Citrus Zest (dried orange peel): The colored outer portion of citrus peel holds aromatic oils and flavor compounds, but the white pulp beneath (the pith) is extremely bitter. The easiest way to get fresh zest is to buy fresh oranges and remove the zest yourself with a citrus zester, though a small cheese grater can work with care. Dried sweet orange peel is also available commercially and may be used as-is.
Cinnamon: There are several varieties of cinnamon. Listed below are the two major varieties you should recognize. It can be used in ground or stick form. Sticks ("quills") are easy to add and remove.
Cassia: Most Western grocery store cinnamon will be Cassia, which is very intense and slightly "hot." This is the cinnamon that gives Big Red gum its powerful bite. It's also probably the variant you want to use to mimic western apple, peach, or pumpkin pie flavor profiles.
Ceylon: In other parts of the world, Ceylon cinnamon is more popular. It's sometimes called "true" cinnamon, but that doesn't mean it's better for every application. It has a sweeter flavor profile and lacks the bite of Cassia.
Clove: A little goes a long way, even when using whole cloves. Even a single whole clove can strongly flavor a gallon of mead.
Coffee: When used in primary, coffee can add vegetal flavors. More control can be had by making a coldbrew and adding it to-taste post fermentation. To do this, boil the water for your coldbrew for 15-20 minutes (to drive off oxygen) before you chill and coldbrew. Use as little as possible to avoid diluting ABV; coffee's pH is usually above 5, causing pH, and therefore sulfite requirements, to increase. Use too much, and you'll have to use acid blend to restore a lower pH.
Fennel Seeds(†): These tread the line between sweet and savory.
Ginger (fresh or dried): Fresh Ginger should be sliced into thin slices or matchsticks. Dried ginger is usually available ground.
Juniper Berries†: Overuse can make your mead taste like gin. Don't harvest these yourself unless you're sure you know what you're doing. Some varieties are carcinogenic and poisonous.
Licorice: A little goes a long way.
Nutmeg: Available pre-ground or as a whole seed. Whole seeds require patience or special grinders to use effectively.
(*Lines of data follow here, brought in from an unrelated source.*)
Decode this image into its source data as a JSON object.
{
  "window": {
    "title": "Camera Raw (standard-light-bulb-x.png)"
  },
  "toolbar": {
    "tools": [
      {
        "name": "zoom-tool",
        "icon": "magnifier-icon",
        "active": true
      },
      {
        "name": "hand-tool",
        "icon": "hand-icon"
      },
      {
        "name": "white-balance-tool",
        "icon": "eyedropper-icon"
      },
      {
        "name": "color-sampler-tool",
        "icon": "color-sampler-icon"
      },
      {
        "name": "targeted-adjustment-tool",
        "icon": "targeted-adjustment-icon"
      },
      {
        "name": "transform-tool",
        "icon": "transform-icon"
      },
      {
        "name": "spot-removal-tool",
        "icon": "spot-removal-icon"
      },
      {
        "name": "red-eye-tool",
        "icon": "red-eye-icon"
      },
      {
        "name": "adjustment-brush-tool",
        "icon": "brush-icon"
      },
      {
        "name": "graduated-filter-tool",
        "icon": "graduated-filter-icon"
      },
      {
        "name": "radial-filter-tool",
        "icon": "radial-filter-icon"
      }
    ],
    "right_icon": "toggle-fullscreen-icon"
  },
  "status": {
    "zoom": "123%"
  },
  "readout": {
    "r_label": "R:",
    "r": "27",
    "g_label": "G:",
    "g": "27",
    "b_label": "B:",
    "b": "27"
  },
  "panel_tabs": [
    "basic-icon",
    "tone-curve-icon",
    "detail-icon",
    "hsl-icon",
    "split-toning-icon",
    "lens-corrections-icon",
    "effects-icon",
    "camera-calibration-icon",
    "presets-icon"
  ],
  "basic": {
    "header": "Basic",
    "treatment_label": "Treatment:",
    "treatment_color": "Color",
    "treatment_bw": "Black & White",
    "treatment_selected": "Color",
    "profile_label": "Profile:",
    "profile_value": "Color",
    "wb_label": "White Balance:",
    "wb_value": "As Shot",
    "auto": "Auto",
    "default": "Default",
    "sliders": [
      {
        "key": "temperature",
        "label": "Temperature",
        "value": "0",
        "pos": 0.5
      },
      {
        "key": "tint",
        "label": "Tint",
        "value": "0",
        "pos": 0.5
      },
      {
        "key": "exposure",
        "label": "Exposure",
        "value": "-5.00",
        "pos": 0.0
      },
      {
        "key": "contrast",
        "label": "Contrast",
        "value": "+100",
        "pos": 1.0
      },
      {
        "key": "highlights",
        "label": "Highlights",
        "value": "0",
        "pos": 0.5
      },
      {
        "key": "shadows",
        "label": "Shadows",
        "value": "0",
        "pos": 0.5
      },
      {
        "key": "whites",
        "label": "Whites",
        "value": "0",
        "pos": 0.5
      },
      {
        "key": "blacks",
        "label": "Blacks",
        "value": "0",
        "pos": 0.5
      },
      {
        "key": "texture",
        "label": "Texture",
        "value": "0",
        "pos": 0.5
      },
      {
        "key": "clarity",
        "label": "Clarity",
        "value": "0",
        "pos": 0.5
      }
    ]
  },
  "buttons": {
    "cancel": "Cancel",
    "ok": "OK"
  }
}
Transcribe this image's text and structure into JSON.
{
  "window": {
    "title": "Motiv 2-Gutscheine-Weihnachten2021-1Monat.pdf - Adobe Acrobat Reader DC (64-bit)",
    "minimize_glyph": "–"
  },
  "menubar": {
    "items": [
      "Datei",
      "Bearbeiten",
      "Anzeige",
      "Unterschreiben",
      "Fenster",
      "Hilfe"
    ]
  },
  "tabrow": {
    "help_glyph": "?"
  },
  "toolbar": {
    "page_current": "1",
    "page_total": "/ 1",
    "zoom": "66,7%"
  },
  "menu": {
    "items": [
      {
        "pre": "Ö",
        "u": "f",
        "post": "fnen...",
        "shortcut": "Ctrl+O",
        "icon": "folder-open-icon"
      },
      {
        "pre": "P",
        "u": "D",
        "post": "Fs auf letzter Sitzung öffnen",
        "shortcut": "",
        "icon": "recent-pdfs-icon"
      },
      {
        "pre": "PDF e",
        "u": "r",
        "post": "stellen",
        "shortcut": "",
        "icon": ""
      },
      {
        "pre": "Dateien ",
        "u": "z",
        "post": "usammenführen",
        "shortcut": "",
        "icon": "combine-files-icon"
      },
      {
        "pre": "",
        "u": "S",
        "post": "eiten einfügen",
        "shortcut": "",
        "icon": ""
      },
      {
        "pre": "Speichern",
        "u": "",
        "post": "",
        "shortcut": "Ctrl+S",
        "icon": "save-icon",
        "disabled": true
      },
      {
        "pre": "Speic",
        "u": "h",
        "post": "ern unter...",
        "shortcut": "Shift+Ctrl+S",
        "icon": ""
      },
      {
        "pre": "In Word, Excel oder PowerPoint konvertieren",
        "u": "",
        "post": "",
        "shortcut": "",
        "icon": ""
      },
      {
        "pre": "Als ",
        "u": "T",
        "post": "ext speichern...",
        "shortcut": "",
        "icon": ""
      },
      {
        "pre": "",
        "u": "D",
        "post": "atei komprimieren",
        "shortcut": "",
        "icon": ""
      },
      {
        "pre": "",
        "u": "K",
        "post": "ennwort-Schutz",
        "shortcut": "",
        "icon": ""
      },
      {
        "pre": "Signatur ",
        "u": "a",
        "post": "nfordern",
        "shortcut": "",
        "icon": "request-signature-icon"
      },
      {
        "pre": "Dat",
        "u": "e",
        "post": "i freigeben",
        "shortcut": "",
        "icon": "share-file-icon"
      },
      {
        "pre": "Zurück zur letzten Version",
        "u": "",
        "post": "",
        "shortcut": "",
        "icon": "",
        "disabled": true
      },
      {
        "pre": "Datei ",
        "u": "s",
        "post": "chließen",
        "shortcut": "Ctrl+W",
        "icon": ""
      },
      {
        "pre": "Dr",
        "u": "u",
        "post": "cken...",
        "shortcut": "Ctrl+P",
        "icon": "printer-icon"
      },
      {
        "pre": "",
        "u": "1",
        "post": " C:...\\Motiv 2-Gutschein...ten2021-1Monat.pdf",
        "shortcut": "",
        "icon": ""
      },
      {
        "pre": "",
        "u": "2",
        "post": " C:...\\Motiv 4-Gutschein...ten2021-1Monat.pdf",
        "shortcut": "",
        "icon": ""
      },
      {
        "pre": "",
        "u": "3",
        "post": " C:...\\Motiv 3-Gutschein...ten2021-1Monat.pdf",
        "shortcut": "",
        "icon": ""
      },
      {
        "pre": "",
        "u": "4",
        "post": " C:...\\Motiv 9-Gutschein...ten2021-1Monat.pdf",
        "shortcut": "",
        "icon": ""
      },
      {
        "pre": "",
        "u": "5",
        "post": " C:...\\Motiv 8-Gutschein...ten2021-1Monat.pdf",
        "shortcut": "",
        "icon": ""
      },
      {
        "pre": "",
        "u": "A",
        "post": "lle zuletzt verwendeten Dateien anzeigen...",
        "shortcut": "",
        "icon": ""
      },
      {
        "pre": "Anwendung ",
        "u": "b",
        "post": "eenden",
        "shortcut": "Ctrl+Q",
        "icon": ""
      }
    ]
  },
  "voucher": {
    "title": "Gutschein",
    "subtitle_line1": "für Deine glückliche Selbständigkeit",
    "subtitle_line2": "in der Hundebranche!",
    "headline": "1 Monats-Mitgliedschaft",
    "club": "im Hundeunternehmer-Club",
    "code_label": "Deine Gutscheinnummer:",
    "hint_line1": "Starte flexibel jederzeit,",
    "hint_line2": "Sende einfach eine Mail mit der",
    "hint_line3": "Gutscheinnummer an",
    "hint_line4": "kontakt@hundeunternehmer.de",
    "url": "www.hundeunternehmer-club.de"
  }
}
Peppercorns†: Crack or grind for better flavor extraction.
Star Anise†: Typically used whole, but can be broken, cracked, or crushed. A little goes a long way. Flavor similar to licorice.
Vanilla Bean: If adding directly to your Must, split the beans lengthwise. When making a tincture over several weeks, you can use it whole, but extraction will take longer.